⟨
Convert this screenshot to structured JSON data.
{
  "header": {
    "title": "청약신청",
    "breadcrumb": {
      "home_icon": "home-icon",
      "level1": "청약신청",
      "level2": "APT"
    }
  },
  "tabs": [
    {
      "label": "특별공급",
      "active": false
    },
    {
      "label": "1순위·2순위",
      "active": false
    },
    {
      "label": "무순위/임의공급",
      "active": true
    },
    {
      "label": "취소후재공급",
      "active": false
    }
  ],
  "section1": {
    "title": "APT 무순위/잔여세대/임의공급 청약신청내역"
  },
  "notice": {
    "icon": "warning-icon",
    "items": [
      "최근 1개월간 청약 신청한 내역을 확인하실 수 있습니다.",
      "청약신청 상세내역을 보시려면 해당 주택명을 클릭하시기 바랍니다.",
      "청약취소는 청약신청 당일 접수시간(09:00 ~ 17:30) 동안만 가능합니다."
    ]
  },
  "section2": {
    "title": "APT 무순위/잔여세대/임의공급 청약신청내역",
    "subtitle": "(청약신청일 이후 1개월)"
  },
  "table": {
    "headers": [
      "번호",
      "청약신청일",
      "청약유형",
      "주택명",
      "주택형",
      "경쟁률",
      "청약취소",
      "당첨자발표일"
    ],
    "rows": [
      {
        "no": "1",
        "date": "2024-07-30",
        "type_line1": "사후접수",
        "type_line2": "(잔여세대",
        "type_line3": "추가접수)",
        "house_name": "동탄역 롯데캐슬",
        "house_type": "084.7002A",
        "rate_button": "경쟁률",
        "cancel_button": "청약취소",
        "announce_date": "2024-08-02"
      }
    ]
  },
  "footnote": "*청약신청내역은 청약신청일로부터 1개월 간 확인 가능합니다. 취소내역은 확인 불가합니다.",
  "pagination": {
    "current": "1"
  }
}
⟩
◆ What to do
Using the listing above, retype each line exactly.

◆ Answer to this task
Convert this screenshot to structured JSON data.
{
  "header": {
    "title": "청약신청",
    "breadcrumb": {
      "home_icon": "home-icon",
      "level1": "청약신청",
      "level2": "APT"
    }
  },
  "tabs": [
    {
      "label": "특별공급",
      "active": false
    },
    {
      "label": "1순위·2순위",
      "active": false
    },
    {
      "label": "무순위/임의공급",
      "active": true
    },
    {
      "label": "취소후재공급",
      "active": false
    }
  ],
  "section1": {
    "title": "APT 무순위/잔여세대/임의공급 청약신청내역"
  },
  "notice": {
    "icon": "warning-icon",
    "items": [
      "최근 1개월간 청약 신청한 내역을 확인하실 수 있습니다.",
      "청약신청 상세내역을 보시려면 해당 주택명을 클릭하시기 바랍니다.",
      "청약취소는 청약신청 당일 접수시간(09:00 ~ 17:30) 동안만 가능합니다."
    ]
  },
  "section2": {
    "title": "APT 무순위/잔여세대/임의공급 청약신청내역",
    "subtitle": "(청약신청일 이후 1개월)"
  },
  "table": {
    "headers": [
      "번호",
      "청약신청일",
      "청약유형",
      "주택명",
      "주택형",
      "경쟁률",
      "청약취소",
      "당첨자발표일"
    ],
    "rows": [
      {
        "no": "1",
        "date": "2024-07-30",
        "type_line1": "사후접수",
        "type_line2": "(잔여세대",
        "type_line3": "추가접수)",
        "house_name": "동탄역 롯데캐슬",
        "house_type": "084.7002A",
        "rate_button": "경쟁률",
        "cancel_button": "청약취소",
        "announce_date": "2024-08-02"
      }
    ]
  },
  "footnote": "*청약신청내역은 청약신청일로부터 1개월 간 확인 가능합니다. 취소내역은 확인 불가합니다.",
  "pagination": {
    "current": "1"
  }
}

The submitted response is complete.